Measurement and Reporting of State Paternity Establishment Percentages Used to Determine Compliance with Paternity Standards Mandated by P.L. 100-485
OCSE-AT-92-10, November 20, 1992
Final Rule--Prohibition of Federal Funding for Costs of Guardians ad Litem in IV-D Actions
OCSE-AT-92-11, November 20, 1992
Final Rule--Revision to the Timeframes for Distributing $50 Pass-Through Payments
OCSE-AT-92-12, December 28, 1992
Final Rule--Review and Adjustment Requirements for Child Support Orders Effective October 13, 1993
OCSE-AT-93-01, January 26, 1993
Revised Payment Procedures for Submitting Processing Fees to the Federal Parent Locator Service (FPLS) for Non-AFDC Cases, Locate Only, and Parental Kidnapping/Child Custody Cases
OCSE-AT-93-02, February 16, 1993
Review and Adjustment Requirements for Child Support Orders Effective October 13, 1993 Final Regulation--Correction OCSE-AT-93-03, March 18, 1993 Clarification of Case Closure Criteria
OCSE-AT-93-04, March 22, 1993
Use of Presumptive Child Support Guidelines for Establishment of Support Awards / Collection of Unreimbursed Assistance
OCSE-AT-93-05, March 25, 1993

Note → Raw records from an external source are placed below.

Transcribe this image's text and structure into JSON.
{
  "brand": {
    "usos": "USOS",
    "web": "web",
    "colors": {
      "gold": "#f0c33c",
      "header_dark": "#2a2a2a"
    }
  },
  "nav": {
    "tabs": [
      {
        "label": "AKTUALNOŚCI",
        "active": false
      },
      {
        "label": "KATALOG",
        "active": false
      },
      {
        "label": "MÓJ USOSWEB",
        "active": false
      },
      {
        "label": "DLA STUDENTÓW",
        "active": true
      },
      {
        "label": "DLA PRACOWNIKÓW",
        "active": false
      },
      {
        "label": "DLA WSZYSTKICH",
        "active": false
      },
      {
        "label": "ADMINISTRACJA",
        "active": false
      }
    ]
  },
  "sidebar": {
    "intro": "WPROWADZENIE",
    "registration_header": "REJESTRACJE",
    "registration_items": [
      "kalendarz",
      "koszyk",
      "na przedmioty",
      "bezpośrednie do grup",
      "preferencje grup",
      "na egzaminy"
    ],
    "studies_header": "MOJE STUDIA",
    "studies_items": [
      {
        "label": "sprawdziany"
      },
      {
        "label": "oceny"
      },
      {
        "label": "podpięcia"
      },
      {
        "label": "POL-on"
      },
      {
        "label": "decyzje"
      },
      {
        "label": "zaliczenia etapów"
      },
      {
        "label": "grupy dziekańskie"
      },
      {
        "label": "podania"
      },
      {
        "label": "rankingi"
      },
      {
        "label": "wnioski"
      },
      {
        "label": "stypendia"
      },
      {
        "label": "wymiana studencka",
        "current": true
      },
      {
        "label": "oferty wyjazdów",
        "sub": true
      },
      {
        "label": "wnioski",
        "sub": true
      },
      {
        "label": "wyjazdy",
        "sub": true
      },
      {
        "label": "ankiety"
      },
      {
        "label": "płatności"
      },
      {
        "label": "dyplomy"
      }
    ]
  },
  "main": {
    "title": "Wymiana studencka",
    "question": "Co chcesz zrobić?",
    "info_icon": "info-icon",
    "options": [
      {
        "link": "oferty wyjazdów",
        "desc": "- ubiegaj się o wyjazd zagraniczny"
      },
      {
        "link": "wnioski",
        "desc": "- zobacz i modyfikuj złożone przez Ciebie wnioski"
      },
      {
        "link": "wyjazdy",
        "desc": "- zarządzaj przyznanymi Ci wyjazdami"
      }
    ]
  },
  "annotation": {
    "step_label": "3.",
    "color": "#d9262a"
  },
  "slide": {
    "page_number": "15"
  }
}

Revision to the Title IV-D State Plan Preprint; Submission of State Plan Page to Indicate Compliance with Federal Requirements
OCSE-AT-93-06, April 5, 1993
Statutory Requirements for Immediate Wage Withholding in All Child Support Orders Initially Issued in the State Not Being Enforced Under Title IV-D of the Social Security Act
OCSE-AT-93-07, July, 1993
Final Rule--Processing Garnishment Orders for Child Support and/or Alimony
OCSE-AT-93-08, July 26, 1993
Clarification of OCSE-AT-93-04 on Use of Presumptive Child Support Guidelines Process for Establishment of Support Awards / Collection of Unreimbursed Assistance
OCSE-AT-93-09, August 6, 1993
Implementation of Form OCSE-34, a Revised Financial Reporting Form for the Child Support Enforcement Program
OCSE-AT-93-10, August 16, 1993
Final Rule--Safeguarding Information; Federal Income Tax Refund Offset
OCSE-AT-93-11, August 27, 1993
Continued Use of Form OCSE-131, the Child Support Enforcement Program Quarterly Report of Expenditures and Estimates
OCSE-AT-93-12, September 9, 1993
Proposed Rule--Revision of Child Support Enforcement Program and Audit Regulations
Last Reviewed Date: